How to complete this task: Count lines holding the string "Patmos" in the data that follows. Reply with one number only.

━━━ Data provided

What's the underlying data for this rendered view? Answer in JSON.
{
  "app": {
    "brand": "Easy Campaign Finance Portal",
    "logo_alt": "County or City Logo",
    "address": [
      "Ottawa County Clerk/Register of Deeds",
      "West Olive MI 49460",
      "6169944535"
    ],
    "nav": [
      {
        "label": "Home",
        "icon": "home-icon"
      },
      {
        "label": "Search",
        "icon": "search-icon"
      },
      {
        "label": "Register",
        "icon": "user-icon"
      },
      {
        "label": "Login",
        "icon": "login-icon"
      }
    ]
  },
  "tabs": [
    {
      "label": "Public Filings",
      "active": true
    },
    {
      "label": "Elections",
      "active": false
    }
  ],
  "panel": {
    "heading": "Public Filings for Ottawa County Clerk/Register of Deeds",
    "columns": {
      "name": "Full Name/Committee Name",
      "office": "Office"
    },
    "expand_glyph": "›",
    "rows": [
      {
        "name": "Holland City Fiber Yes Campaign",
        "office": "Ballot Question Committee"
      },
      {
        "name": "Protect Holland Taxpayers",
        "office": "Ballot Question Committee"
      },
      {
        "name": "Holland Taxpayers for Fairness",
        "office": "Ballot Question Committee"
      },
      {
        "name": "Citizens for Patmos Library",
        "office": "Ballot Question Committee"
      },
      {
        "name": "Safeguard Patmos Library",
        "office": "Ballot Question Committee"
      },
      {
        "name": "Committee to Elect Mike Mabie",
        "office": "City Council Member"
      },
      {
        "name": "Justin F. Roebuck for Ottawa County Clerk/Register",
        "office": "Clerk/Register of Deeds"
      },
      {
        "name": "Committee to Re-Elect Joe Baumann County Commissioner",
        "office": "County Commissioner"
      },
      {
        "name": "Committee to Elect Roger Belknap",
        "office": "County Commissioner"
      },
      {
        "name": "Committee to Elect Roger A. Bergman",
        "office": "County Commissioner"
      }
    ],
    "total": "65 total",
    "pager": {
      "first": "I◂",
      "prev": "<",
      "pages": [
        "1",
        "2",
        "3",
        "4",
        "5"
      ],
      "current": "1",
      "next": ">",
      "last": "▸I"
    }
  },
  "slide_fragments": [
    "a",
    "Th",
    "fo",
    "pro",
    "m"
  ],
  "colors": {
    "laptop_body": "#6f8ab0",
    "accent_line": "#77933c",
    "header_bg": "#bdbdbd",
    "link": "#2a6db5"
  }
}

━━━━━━

Task solution: 2